As all of this has been brought to light, people have become, to put it politely, pretty pissed off about it. And rightly so, as Tim Hortons has happily profited for years off of being branded as the quintessential, wholesome Canadian coffee/donut shop, so of course Canadians aren’t going to be all that impressed when the company starts to reek more and more noticeably of typical, capitalistic greed.
Not that this plummet in public image is anything new. Customers have become steadily more disillusioned with the franchise as its overall quality started to dip: freshly-made bakery items replaced with frozen, prices rose despite taste not improving, and employees nationwide are subjected to the same miserable, minimum wage conditions seen at many large fast food franchises.
Several years ago, I had the “pleasure” of experiencing what it was like to work the graveyard shift at two Chilliwack Timmies locations. We were given a coffee “break” where we were required to be on call, and on our unpaid lunch break we had to stay within sight of the till. After we’d clocked out, supervisors would often demand we stay and finish cleaning if the job was not yet done to their satisfaction — something I personally outright refused. Needless to say, I was happy to get out, as I’d felt mistreated and unappreciated for the entire duration of my time there despite working hard for very little pay, and I’ve heard several similar stories both from others I worked with, as well as those who have worked at other locations in the Fraser Valley.
While I’m not deaf to the consternation and frustrations of franchise owners, and the obstacles that a government-mandated wage increase entail, I can’t say I’ve ever seen a Tim Hortons owner who was exactly “suffering,” and the parent corporation certainly isn’t. The Toronto Star reported that the Great White North Franchisee Association had found the cost to each franchisee as a result of the wage increase would be approximately $6,968 per employee, totalling around $243,889 a year for stores with an average of 35 employees. They also found in Tim Hortons’ latest year-end report that franchises made $6.4 billion in total sales in 2016. It’s outrageous to suggest that minimum wage workers should need to be punished or penalized for the sake of the franchises they’re already expected to go the extra mile for, despite often still being treated like disposable garbage in return. These are human beings who deserve a living wage, not to have their benefits stripped away.
Tim Hortons seems to be doing very little to combat this PR nightmare, outside of their head office making a statement blaming these actions as being those of a “rogue group” of franchisees that don’t reflect their overall values.

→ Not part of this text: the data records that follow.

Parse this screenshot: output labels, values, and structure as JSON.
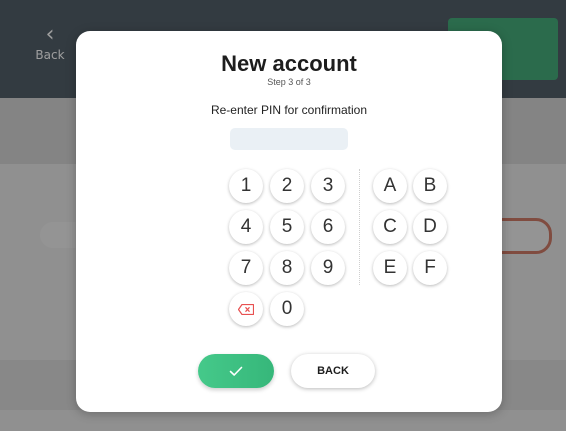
{
  "background": {
    "back_label": "Back",
    "colors": {
      "topbar": "#3d4b57",
      "accent_green": "#2ea36b",
      "highlight": "#c86a55"
    }
  },
  "modal": {
    "title": "New account",
    "step": "Step 3 of 3",
    "instruction": "Re-enter PIN for confirmation",
    "pin_value": "",
    "keypad": {
      "digits": [
        "1",
        "2",
        "3",
        "4",
        "5",
        "6",
        "7",
        "8",
        "9",
        "0"
      ],
      "letters": [
        "A",
        "B",
        "C",
        "D",
        "E",
        "F"
      ],
      "delete_icon": "backspace-icon",
      "delete_color": "#e85050"
    },
    "confirm_icon": "check-icon",
    "confirm_color": "#3cc182",
    "back_label": "BACK"
  }
}
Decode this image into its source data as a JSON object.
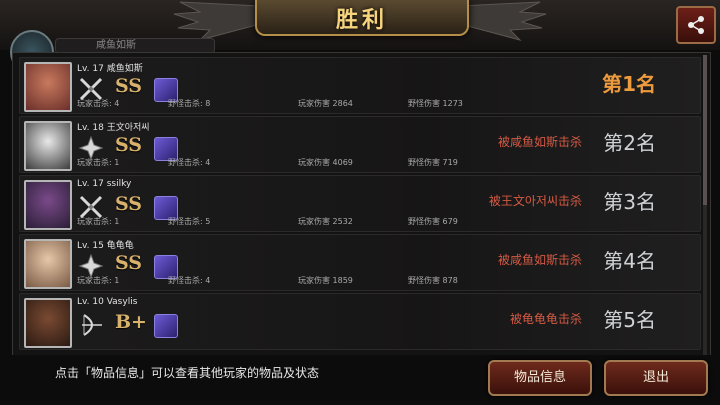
{
  "header": {
    "title": "胜利",
    "behind_tab": "咸鱼如斯"
  },
  "players": [
    {
      "level": "Lv. 17",
      "name": "咸鱼如斯",
      "weapon": "crossed-blades-icon",
      "grade": "SS",
      "player_kills": "玩家击杀: 4",
      "monster_kills": "野怪击杀: 8",
      "player_damage": "玩家伤害 2864",
      "monster_damage": "野怪伤害 1273",
      "killed_by": "",
      "rank": "第1名"
    },
    {
      "level": "Lv. 18",
      "name": "王文아저씨",
      "weapon": "shuriken-icon",
      "grade": "SS",
      "player_kills": "玩家击杀: 1",
      "monster_kills": "野怪击杀: 4",
      "player_damage": "玩家伤害 4069",
      "monster_damage": "野怪伤害 719",
      "killed_by": "被咸鱼如斯击杀",
      "rank": "第2名"
    },
    {
      "level": "Lv. 17",
      "name": "ssilky",
      "weapon": "crossed-blades-icon",
      "grade": "SS",
      "player_kills": "玩家击杀: 1",
      "monster_kills": "野怪击杀: 5",
      "player_damage": "玩家伤害 2532",
      "monster_damage": "野怪伤害 679",
      "killed_by": "被王文아저씨击杀",
      "rank": "第3名"
    },
    {
      "level": "Lv. 15",
      "name": "龟龟龟",
      "weapon": "shuriken-icon",
      "grade": "SS",
      "player_kills": "玩家击杀: 1",
      "monster_kills": "野怪击杀: 4",
      "player_damage": "玩家伤害 1859",
      "monster_damage": "野怪伤害 878",
      "killed_by": "被咸鱼如斯击杀",
      "rank": "第4名"
    },
    {
      "level": "Lv. 10",
      "name": "Vasylis",
      "weapon": "bow-icon",
      "grade": "B+",
      "player_kills": "",
      "monster_kills": "",
      "player_damage": "",
      "monster_damage": "",
      "killed_by": "被龟龟龟击杀",
      "rank": "第5名"
    }
  ],
  "footer": {
    "hint": "点击「物品信息」可以查看其他玩家的物品及状态",
    "items_button": "物品信息",
    "exit_button": "退出"
  },
  "icons": {
    "share": "share-icon"
  },
  "colors": {
    "gold": "#f6d47e",
    "rank_first": "#ee9b3e",
    "killed_by": "#d45a44",
    "button_red": "#6e2a1c"
  }
}
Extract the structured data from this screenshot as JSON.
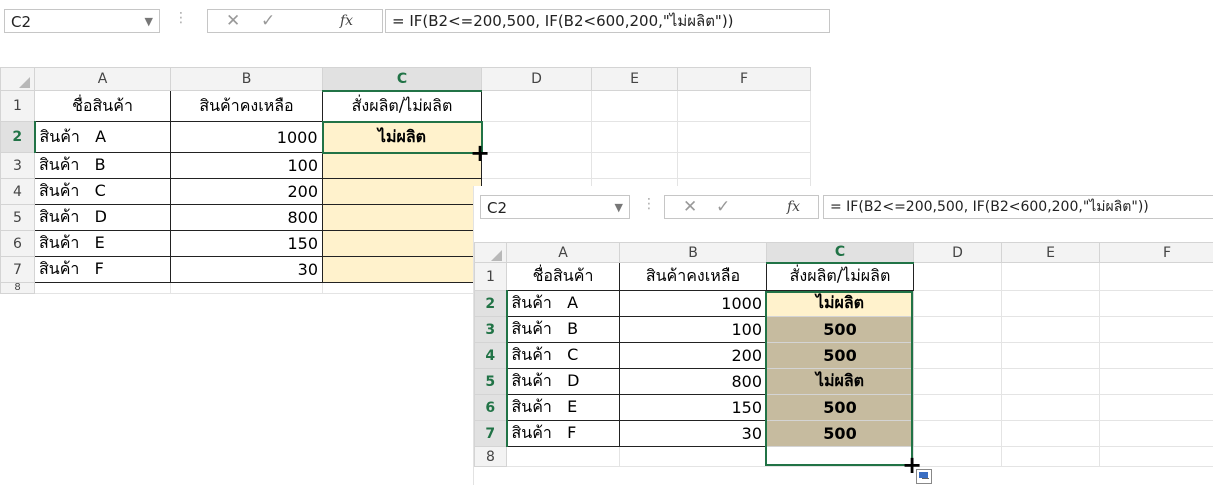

But in light of their current embarrassing fiasco, competitors are taking the opportunity to take a different, better approach to increasing wages.
Vancouver’s JJ Bean Coffee Roasters, who also have locations in the Toronto area, announced that they have raised B.C. workers’ wages to the same minimum now required in Ontario, as they feel it’s the “right thing to do.” While they plan to raise some prices to accommodate the change, it would seem likely that a good deal of people won’t mind paying an extra dime or two if it means helping those making the bare minimum.
Tim Hortons will apparently soon be raising prices on some breakfast items, though according to a spokesperson, these increases were part of “regular adjustments” unrelated to the wage increase.
Image: Jerry Huddleston/Flickr